Corporations Overview: What Is a C Corporation?


A corporation is a legal entity formed by a group of people and/or property to engage in commercial activity under the protection of state law. Business operations are overseen by elected officers and directed by the Board of Directors, but the corporation itself is owned by its shareholders. The company must adhere to corporate tax regulations and file corporate taxes consistently.

A Corporation, often referred to as Standard Corporation, C Corporation, or Regular Corporation, may have an infinite number of shareholders, including foreign citizens, may be public (when shares are offered for sale to the public) or privately held (when shares are not sold to the public) (when shares are not sold to the public). Members of the founding team, current board members, and private investors (including venture capitalists) who may or may not have voting rights on the board of directors are the most common shareholders.

The C Corporation structure is the most widely used for new companies. C Corporation is regarded to be a for-profit, state-incorporated firm. Incorporation requires formal paperwork with state agencies and a promise to follow that state’s corporate laws.

The term “limited liability” refers to the shield that a corporation places between its shareholders and the company’s debts. Nevertheless, C Corporations also face what is called “double taxation” – first, the corporation is taxed on its income, and then shareholders are taxed on the distributions they receive, such as profit-sharing payments or dividends.

To incorporate, you will need to register your business name, file a certificate of incorporation or articles of incorporation, and pay a fee. You will also need to establish corporation bylaws and hold a board of directors meeting.
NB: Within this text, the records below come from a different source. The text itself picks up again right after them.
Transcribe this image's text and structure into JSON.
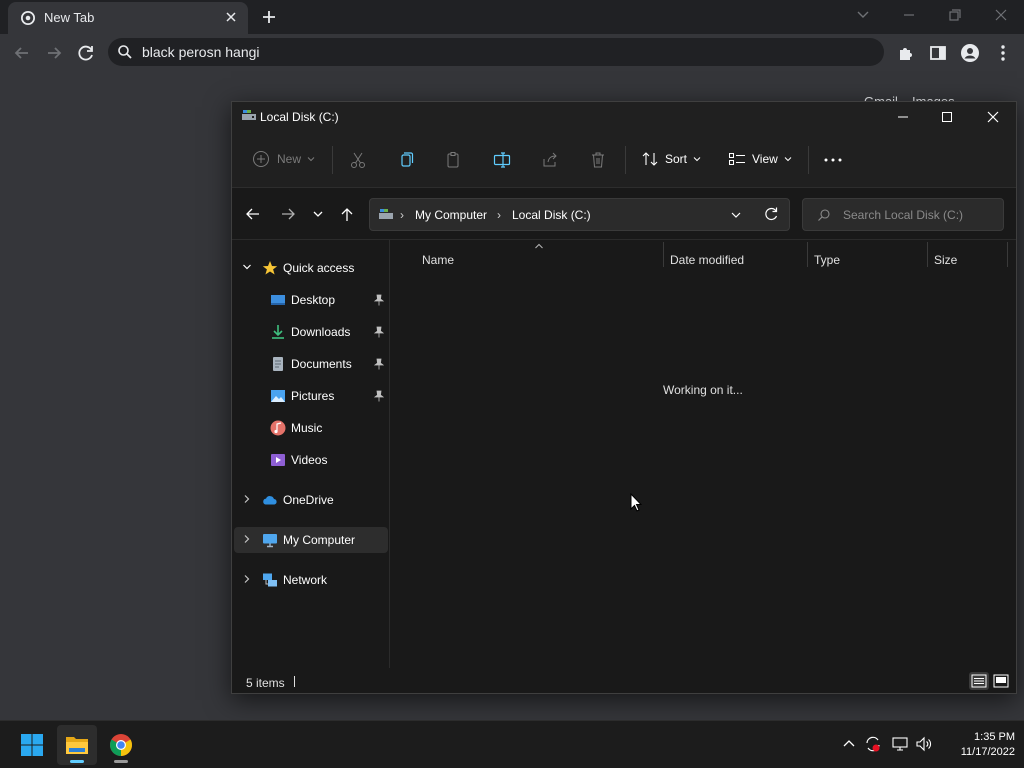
{
  "chrome": {
    "tab_title": "New Tab",
    "omnibox_text": "black perosn hangi",
    "ntp_links": [
      "Gmail",
      "Images"
    ]
  },
  "explorer": {
    "window_title": "Local Disk (C:)",
    "commands": {
      "new": "New",
      "sort": "Sort",
      "view": "View"
    },
    "breadcrumb": [
      "My Computer",
      "Local Disk (C:)"
    ],
    "search_placeholder": "Search Local Disk (C:)",
    "nav": {
      "quick_access": "Quick access",
      "pinned": [
        "Desktop",
        "Downloads",
        "Documents",
        "Pictures"
      ],
      "unpinned": [
        "Music",
        "Videos"
      ],
      "onedrive": "OneDrive",
      "my_computer": "My Computer",
      "network": "Network"
    },
    "columns": [
      "Name",
      "Date modified",
      "Type",
      "Size"
    ],
    "loading_text": "Working on it...",
    "status": "5 items"
  },
  "taskbar": {
    "time": "1:35 PM",
    "date": "11/17/2022"
  },
  "colors": {
    "chrome_frame": "#202124",
    "chrome_surface": "#35363a",
    "explorer_bg": "#191919",
    "taskbar": "#1c1c1c",
    "accent": "#60cdff"
  }
}
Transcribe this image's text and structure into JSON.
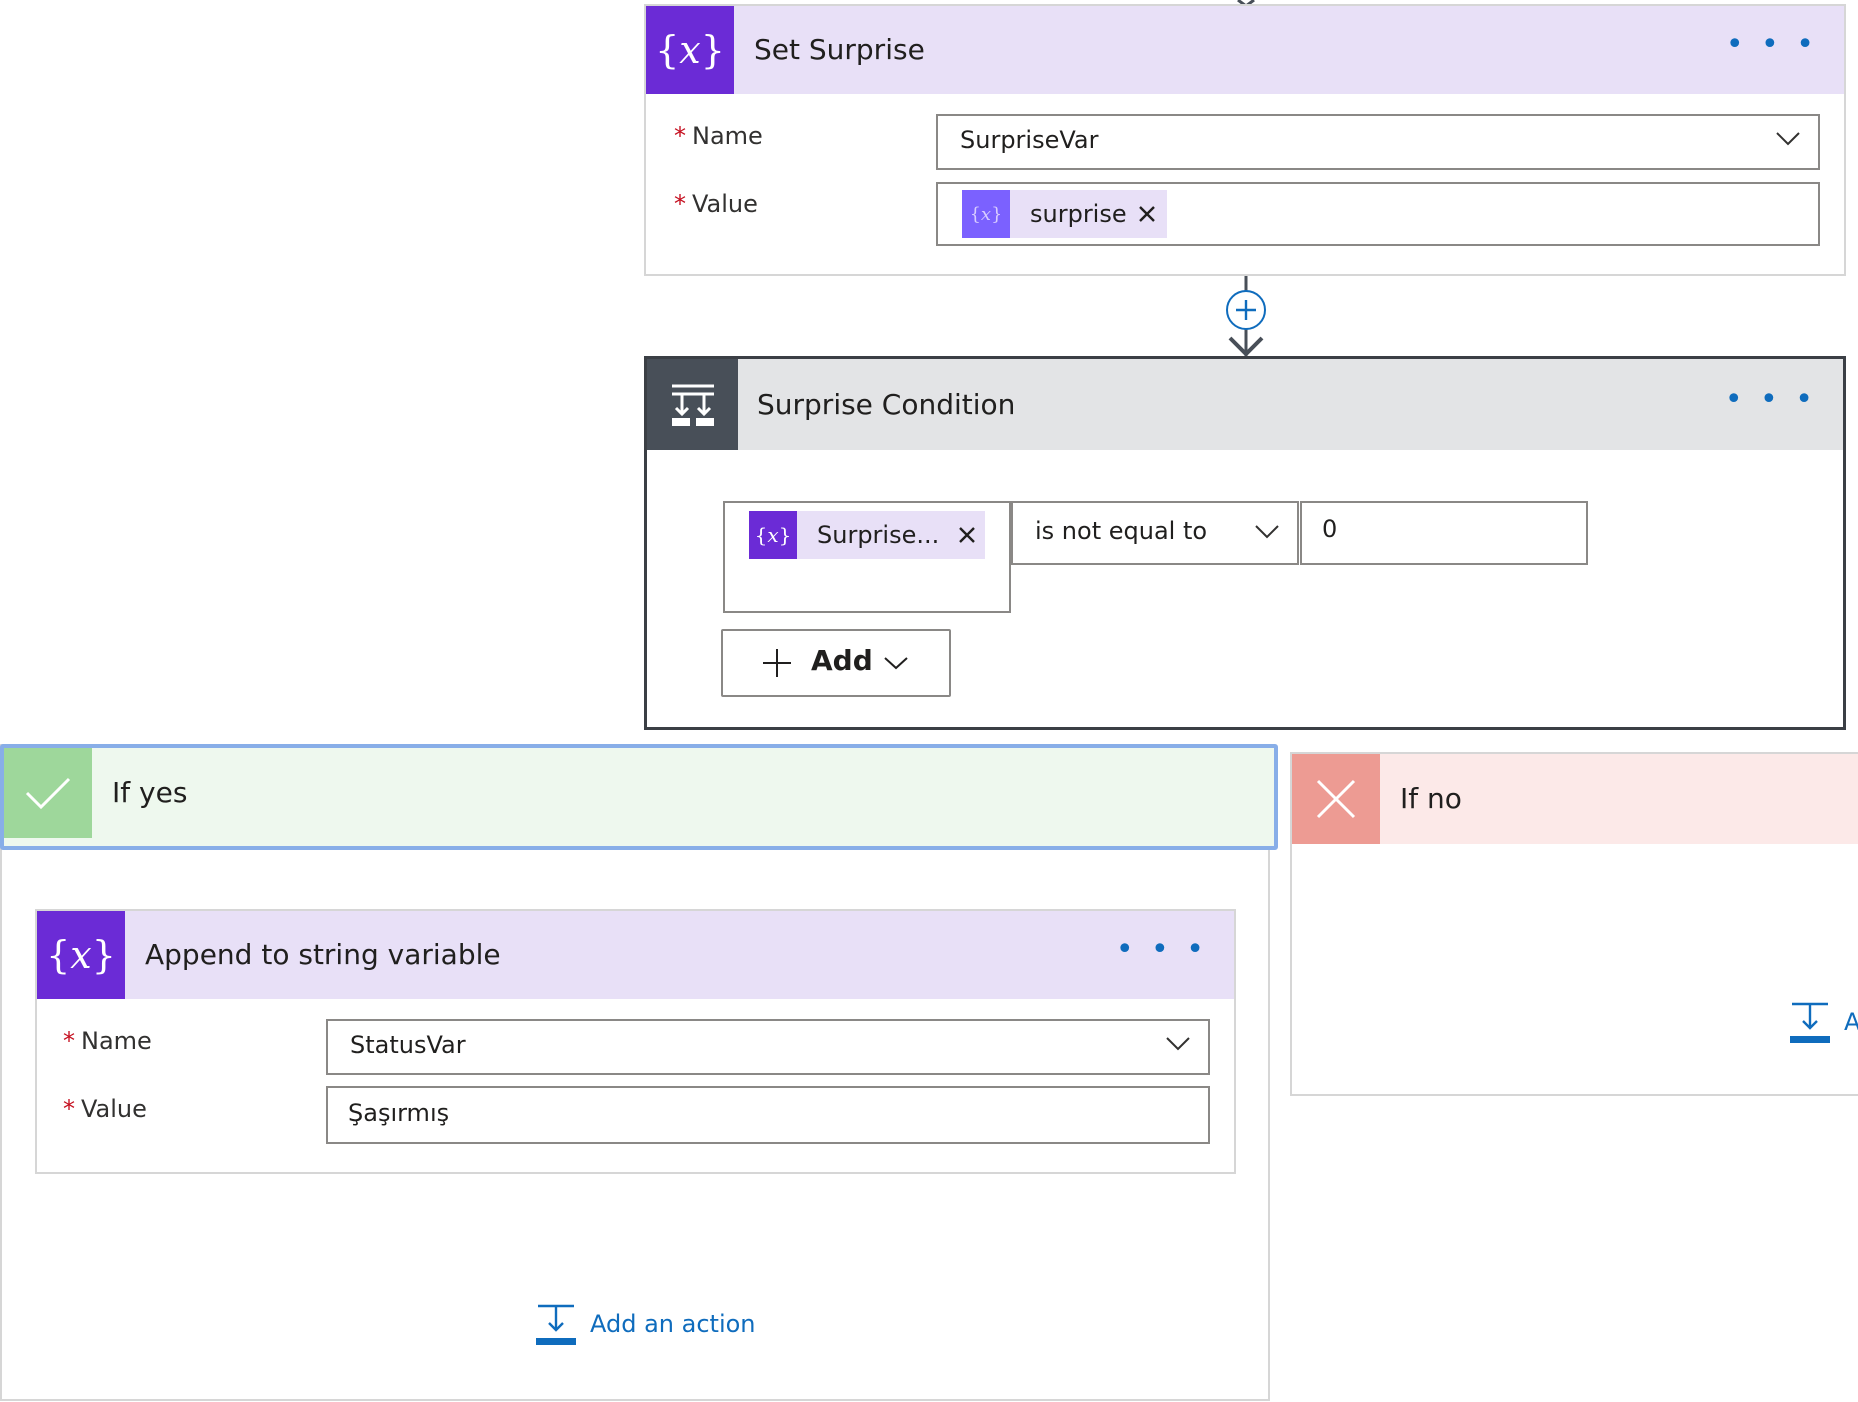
{
  "set_surprise": {
    "title": "Set Surprise",
    "more": "• • •",
    "name_label": "Name",
    "name_value": "SurpriseVar",
    "value_label": "Value",
    "value_token": "surprise",
    "required_mark": "*"
  },
  "condition": {
    "title": "Surprise Condition",
    "more": "• • •",
    "left_token": "Surprise...",
    "operator": "is not equal to",
    "right_value": "0",
    "add_label": "Add"
  },
  "if_yes": {
    "title": "If yes",
    "append": {
      "title": "Append to string variable",
      "more": "• • •",
      "name_label": "Name",
      "name_value": "StatusVar",
      "value_label": "Value",
      "value_text": "Şaşırmış"
    },
    "add_action": "Add an action"
  },
  "if_no": {
    "title": "If no",
    "add_action_partial": "A"
  },
  "colors": {
    "variable_purple": "#6b2bd6",
    "variable_header": "#e8e0f7",
    "condition_dark": "#484f58",
    "condition_header": "#e3e4e6",
    "yes_green": "#9ed79b",
    "yes_header": "#eef8ee",
    "no_red": "#ed9b93",
    "no_header": "#fce9e8",
    "link_blue": "#0f6cbd",
    "focus_blue": "#88aee8"
  }
}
Why Should I Incorporate?

Incorporating is one of the finest ways to protect your personal assets while doing business. Most people opt to incorporate purely for this reason, yet it’s not the only advantage of incorporation.

Owning a company has many advantages, including the potential for tax savings, increased business flexibility, decreased risk of audit, improved itemization tools, and simplified capital-raising processes.

The Benefits of Forming a Corporation

• Limited Liability

A corporation is a legal body that operates separately from its owners or shareholders. As a general rule, shareholders are shielded from personal responsibility for the corporation’s debts and obligations and from personal liability in lawsuits in which the business is named as a defendant. Some types of insurance may still be essential, although incorporation offers an added layer of protection (sometimes termed “corporate veil”) (also called “corporate veil”).

• Tax Savings

Careful budgeting of your business expenses can result in lower overall tax rates. Depending on the level of business income, incorporating your company can provide significant tax advantages. Assuming your startup becomes profitable quickly, becoming a corporation will allow you to take advantage of a number of tax breaks that you would not be able to take advantage of as an individual. Salaries paid to both you and your staff qualify as an example of tax-deductible business expenses.

• Reduces The likelihood of an IRS examination (audit)

It is higher for unincorporated enterprises, especially those with a high gross income. Even when considering enterprises with a high income, audit rates for those that are formally organized are significantly lower.

• Privacy

While forming a corporation, you can opt to incorporate in a state that allows the incorporators and shareholders to remain anonymous. Officers and directors can typically enjoy the same degree of privacy.

• Credibility

The credibility of a business is enhanced by the professional appearance of a corporation. Even if there’s just one shareholder and worker, a firm can exist.

• Easy Capital Funding

A corporation makes it simpler to raise money from investors by selling shares of stock.

• Easier Transfer of Ownership

Ownership of a corporation may be transferred without major disruption of operations through the sale of stock. Legal paperwork can be kept simple in this way.

• Flexibility of Share Ownership

Owning shares allows you the freedom needed, among other things, to properly fund your business or to retain important workers. A successful C Corporation may go public through an Initial Public Offering (IPO) in order to raise additional funds for the company (IPO). To “tie” key personnel to the company and ensure their continued service, you can provide their stock or stock options (common in the hi-tech industry, among others).

• Permanence

Since it is the board of directors rather than the owner that ensures the company’s continued existence. So, a corporation can be in existence for a longer period of time than an LLC or other form of ownership-based business.

Major Drawbacks of the C-Corp Structure.

The advantages of an S-Corporation outweigh the downsides of a C Corporation. The primary drawback is that a C Corporation must pay tax on its profits at the time they are made, and the corporation does not receive a tax break when it pays out dividends to its shareholders. In addition, stockholders face a second round of taxation when dividends are paid out. The term “double taxation” describes this situation.

The shareholders of a C Corporation are not permitted to deduct the company’s losses from their own income.

Which Is Better, a C-Corp, an S-Corp, or an LLC?

The S-Corporation and the Limited Liability Company are two further types of commercial corporations. An in-depth examination of the differences between the various business structures and the typical C Corporation is beyond the scope of this article.